* Task to carry out
What lines in the following entries hold the word "Gerber"? Copy each one.

* Data shown
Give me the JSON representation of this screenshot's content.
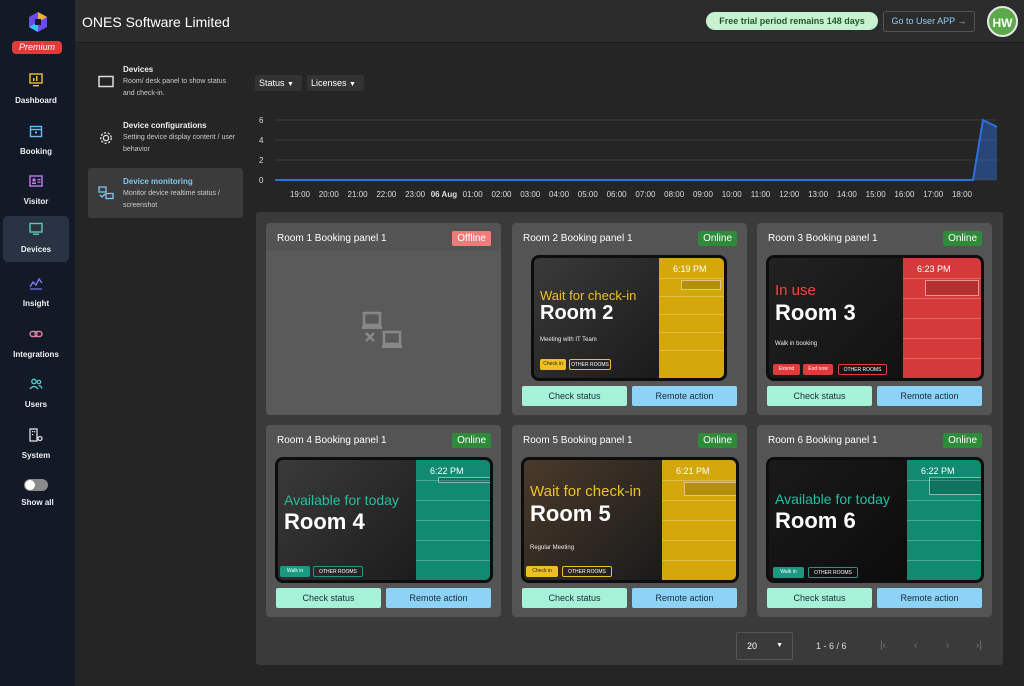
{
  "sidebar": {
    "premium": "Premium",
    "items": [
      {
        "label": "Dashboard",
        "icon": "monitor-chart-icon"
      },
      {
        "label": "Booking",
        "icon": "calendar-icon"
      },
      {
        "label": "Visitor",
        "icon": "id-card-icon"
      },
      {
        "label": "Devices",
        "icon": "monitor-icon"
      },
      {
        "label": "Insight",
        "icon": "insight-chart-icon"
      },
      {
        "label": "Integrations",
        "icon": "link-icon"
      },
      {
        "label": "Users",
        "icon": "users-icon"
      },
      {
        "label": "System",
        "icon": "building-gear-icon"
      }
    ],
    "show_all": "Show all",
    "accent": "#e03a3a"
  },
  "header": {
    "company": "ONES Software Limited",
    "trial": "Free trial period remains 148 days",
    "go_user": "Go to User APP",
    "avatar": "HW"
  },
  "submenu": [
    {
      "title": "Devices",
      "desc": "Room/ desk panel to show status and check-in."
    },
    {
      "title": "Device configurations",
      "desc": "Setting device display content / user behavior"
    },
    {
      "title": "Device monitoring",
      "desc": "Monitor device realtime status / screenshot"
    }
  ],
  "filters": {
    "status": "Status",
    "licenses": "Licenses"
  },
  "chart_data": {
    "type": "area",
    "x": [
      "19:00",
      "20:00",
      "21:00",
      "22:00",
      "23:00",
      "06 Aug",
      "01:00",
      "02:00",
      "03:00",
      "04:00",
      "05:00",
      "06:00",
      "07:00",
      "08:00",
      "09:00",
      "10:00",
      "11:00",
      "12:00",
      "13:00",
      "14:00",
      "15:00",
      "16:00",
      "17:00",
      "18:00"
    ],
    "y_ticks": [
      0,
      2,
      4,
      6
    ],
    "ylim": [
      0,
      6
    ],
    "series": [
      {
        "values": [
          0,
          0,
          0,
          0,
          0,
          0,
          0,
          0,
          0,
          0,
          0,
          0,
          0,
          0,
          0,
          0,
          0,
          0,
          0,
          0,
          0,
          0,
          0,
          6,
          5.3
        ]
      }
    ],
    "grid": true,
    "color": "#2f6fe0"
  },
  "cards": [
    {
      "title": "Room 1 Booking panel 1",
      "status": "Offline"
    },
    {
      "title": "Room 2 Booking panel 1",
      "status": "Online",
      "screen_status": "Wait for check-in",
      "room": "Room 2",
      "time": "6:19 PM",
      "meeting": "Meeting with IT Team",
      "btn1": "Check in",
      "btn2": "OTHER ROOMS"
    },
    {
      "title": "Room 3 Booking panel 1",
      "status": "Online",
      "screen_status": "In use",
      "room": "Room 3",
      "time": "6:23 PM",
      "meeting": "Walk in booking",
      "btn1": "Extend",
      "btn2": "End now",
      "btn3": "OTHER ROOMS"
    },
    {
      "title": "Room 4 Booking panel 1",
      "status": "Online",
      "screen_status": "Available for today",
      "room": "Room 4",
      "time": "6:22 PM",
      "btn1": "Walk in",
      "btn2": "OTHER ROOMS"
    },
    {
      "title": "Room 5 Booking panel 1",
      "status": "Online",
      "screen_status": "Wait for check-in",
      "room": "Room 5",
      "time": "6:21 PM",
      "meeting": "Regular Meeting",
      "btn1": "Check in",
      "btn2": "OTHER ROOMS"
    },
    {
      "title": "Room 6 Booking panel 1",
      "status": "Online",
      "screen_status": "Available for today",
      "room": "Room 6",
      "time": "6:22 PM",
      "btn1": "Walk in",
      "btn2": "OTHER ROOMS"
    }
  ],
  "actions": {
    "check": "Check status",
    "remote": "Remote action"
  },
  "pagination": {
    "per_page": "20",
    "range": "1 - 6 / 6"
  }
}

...

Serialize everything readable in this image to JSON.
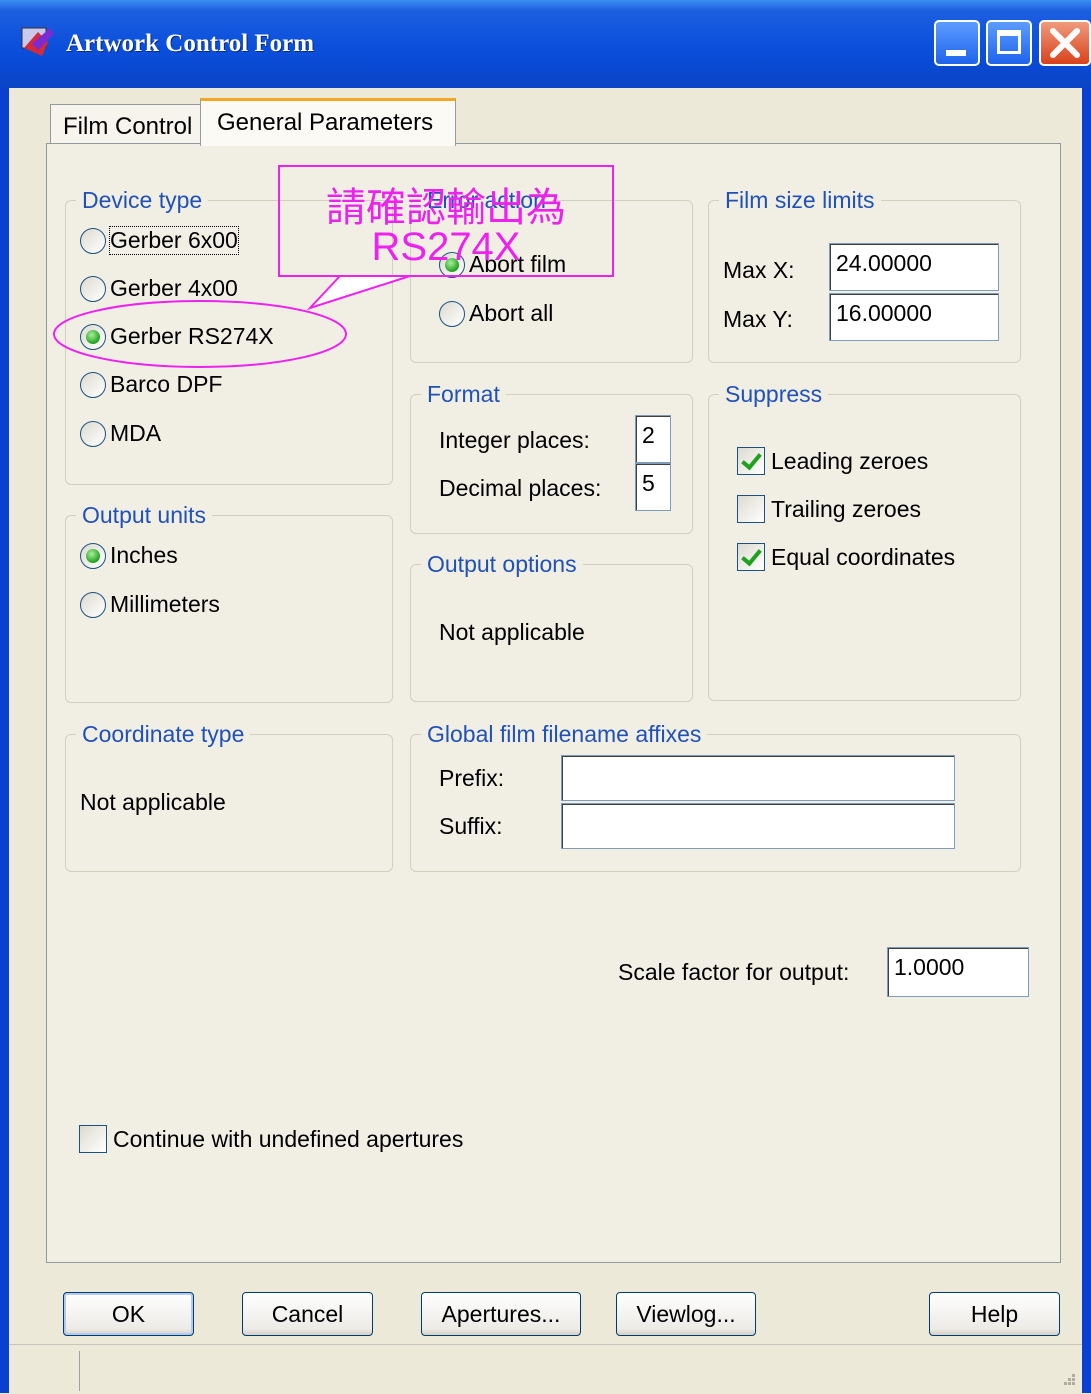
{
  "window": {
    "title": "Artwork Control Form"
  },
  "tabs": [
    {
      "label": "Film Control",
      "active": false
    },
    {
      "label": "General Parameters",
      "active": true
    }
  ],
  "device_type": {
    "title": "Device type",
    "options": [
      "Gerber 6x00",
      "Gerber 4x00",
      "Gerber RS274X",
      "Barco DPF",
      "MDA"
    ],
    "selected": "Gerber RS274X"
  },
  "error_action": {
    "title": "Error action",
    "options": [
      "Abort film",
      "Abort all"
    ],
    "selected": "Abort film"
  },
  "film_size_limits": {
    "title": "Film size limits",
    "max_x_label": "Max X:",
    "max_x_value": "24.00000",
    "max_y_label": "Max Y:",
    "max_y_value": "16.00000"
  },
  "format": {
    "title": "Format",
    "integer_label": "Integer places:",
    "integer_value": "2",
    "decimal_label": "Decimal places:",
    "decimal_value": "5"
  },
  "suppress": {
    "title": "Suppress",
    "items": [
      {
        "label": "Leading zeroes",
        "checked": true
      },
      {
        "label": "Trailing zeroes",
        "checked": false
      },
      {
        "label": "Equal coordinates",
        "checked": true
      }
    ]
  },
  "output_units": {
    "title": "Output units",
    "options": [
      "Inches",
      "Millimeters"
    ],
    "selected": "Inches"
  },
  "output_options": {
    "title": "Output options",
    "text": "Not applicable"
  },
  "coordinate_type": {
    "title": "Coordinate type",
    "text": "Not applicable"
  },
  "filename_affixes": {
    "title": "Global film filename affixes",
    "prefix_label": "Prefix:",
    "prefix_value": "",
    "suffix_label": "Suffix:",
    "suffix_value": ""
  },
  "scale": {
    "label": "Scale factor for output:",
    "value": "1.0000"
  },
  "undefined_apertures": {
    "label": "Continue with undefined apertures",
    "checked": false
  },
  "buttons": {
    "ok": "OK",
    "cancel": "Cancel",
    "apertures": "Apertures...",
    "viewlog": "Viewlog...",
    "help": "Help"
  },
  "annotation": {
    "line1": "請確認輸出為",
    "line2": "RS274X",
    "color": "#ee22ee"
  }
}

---

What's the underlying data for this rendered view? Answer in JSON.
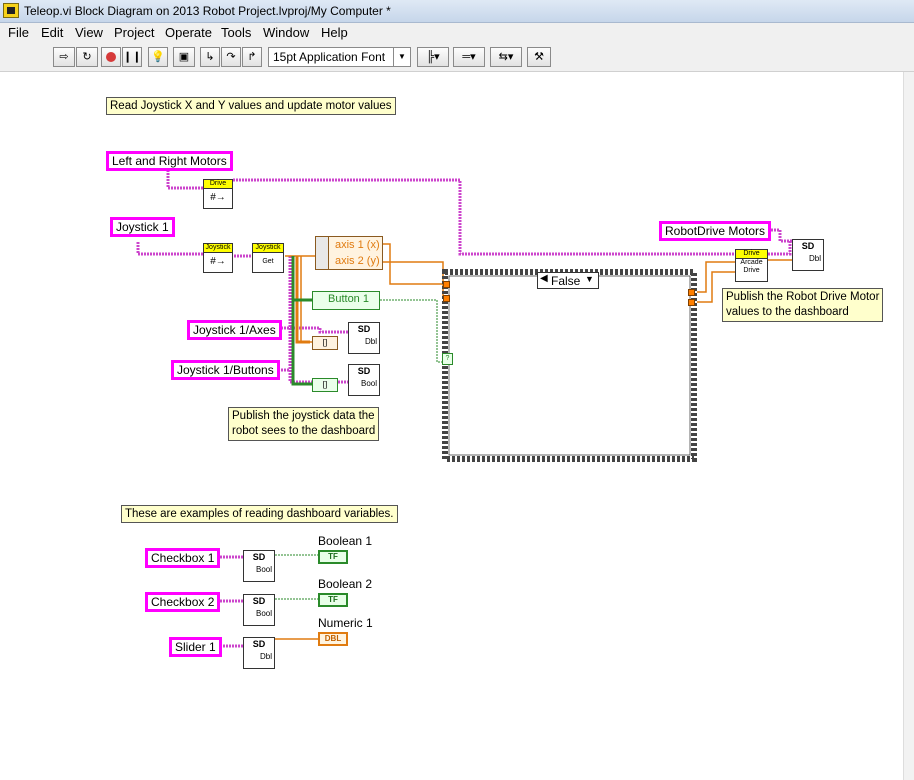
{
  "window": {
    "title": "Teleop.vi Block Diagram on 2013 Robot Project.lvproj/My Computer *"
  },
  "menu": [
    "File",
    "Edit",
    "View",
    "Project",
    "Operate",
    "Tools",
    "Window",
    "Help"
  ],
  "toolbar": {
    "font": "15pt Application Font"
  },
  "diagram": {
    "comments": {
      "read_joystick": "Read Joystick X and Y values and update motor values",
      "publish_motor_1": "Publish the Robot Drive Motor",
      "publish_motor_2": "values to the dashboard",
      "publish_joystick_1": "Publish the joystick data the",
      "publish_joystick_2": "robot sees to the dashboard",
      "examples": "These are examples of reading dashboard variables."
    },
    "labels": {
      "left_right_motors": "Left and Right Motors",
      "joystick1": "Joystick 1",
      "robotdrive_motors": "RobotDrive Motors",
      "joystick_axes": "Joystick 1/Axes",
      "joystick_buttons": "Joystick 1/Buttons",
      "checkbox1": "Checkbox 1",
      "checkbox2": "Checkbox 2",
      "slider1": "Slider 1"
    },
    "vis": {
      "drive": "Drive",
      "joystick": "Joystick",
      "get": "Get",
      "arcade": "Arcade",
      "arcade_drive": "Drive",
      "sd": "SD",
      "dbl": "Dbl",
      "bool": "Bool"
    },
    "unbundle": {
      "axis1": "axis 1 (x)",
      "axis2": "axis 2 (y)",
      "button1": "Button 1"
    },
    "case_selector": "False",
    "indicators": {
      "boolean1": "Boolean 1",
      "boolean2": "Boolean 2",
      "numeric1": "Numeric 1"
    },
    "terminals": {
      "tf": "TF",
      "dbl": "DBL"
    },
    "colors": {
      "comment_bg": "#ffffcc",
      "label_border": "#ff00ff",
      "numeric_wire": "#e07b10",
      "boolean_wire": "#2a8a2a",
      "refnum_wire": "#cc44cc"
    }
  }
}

* Result for this task
      "Gerber 6x00",
      "Gerber 4x00",
      "Gerber RS274X",
    "selected": "Gerber RS274X"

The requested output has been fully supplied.